> Task brief
Copy every entry. Do not alter a single word.
+-------+
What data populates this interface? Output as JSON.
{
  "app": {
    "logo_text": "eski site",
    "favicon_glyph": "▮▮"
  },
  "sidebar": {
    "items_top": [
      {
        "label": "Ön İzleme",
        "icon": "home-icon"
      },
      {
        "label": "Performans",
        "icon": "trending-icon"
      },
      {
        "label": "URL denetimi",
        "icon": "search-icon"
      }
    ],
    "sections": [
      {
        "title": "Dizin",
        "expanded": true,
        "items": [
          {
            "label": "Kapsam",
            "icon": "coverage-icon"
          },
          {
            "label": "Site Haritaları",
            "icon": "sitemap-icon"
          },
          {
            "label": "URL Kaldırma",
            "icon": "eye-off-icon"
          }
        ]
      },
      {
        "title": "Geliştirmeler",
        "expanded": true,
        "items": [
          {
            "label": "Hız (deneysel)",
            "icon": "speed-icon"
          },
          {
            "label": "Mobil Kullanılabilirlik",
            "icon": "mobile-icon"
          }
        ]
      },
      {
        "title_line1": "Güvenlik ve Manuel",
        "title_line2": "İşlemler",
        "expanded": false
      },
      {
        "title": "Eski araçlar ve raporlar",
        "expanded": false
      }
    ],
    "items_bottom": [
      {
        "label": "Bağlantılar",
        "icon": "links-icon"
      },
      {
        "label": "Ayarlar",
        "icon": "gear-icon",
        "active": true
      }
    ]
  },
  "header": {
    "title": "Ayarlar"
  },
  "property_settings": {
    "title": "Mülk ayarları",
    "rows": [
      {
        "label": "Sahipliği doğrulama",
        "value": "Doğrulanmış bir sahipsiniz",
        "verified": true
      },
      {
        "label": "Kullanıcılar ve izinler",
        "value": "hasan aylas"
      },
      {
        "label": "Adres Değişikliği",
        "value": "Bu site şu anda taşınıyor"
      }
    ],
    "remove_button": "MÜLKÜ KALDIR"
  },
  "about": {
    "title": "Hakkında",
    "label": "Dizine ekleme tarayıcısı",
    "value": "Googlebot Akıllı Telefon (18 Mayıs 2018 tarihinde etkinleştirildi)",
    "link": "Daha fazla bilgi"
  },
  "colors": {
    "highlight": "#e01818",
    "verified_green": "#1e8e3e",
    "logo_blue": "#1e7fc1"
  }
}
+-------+
> Result
What data populates this interface? Output as JSON.
{
  "app": {
    "logo_text": "eski site",
    "favicon_glyph": "▮▮"
  },
  "sidebar": {
    "items_top": [
      {
        "label": "Ön İzleme",
        "icon": "home-icon"
      },
      {
        "label": "Performans",
        "icon": "trending-icon"
      },
      {
        "label": "URL denetimi",
        "icon": "search-icon"
      }
    ],
    "sections": [
      {
        "title": "Dizin",
        "expanded": true,
        "items": [
          {
            "label": "Kapsam",
            "icon": "coverage-icon"
          },
          {
            "label": "Site Haritaları",
            "icon": "sitemap-icon"
          },
          {
            "label": "URL Kaldırma",
            "icon": "eye-off-icon"
          }
        ]
      },
      {
        "title": "Geliştirmeler",
        "expanded": true,
        "items": [
          {
            "label": "Hız (deneysel)",
            "icon": "speed-icon"
          },
          {
            "label": "Mobil Kullanılabilirlik",
            "icon": "mobile-icon"
          }
        ]
      },
      {
        "title_line1": "Güvenlik ve Manuel",
        "title_line2": "İşlemler",
        "expanded": false
      },
      {
        "title": "Eski araçlar ve raporlar",
        "expanded": false
      }
    ],
    "items_bottom": [
      {
        "label": "Bağlantılar",
        "icon": "links-icon"
      },
      {
        "label": "Ayarlar",
        "icon": "gear-icon",
        "active": true
      }
    ]
  },
  "header": {
    "title": "Ayarlar"
  },
  "property_settings": {
    "title": "Mülk ayarları",
    "rows": [
      {
        "label": "Sahipliği doğrulama",
        "value": "Doğrulanmış bir sahipsiniz",
        "verified": true
      },
      {
        "label": "Kullanıcılar ve izinler",
        "value": "hasan aylas"
      },
      {
        "label": "Adres Değişikliği",
        "value": "Bu site şu anda taşınıyor"
      }
    ],
    "remove_button": "MÜLKÜ KALDIR"
  },
  "about": {
    "title": "Hakkında",
    "label": "Dizine ekleme tarayıcısı",
    "value": "Googlebot Akıllı Telefon (18 Mayıs 2018 tarihinde etkinleştirildi)",
    "link": "Daha fazla bilgi"
  },
  "colors": {
    "highlight": "#e01818",
    "verified_green": "#1e8e3e",
    "logo_blue": "#1e7fc1"
  }
}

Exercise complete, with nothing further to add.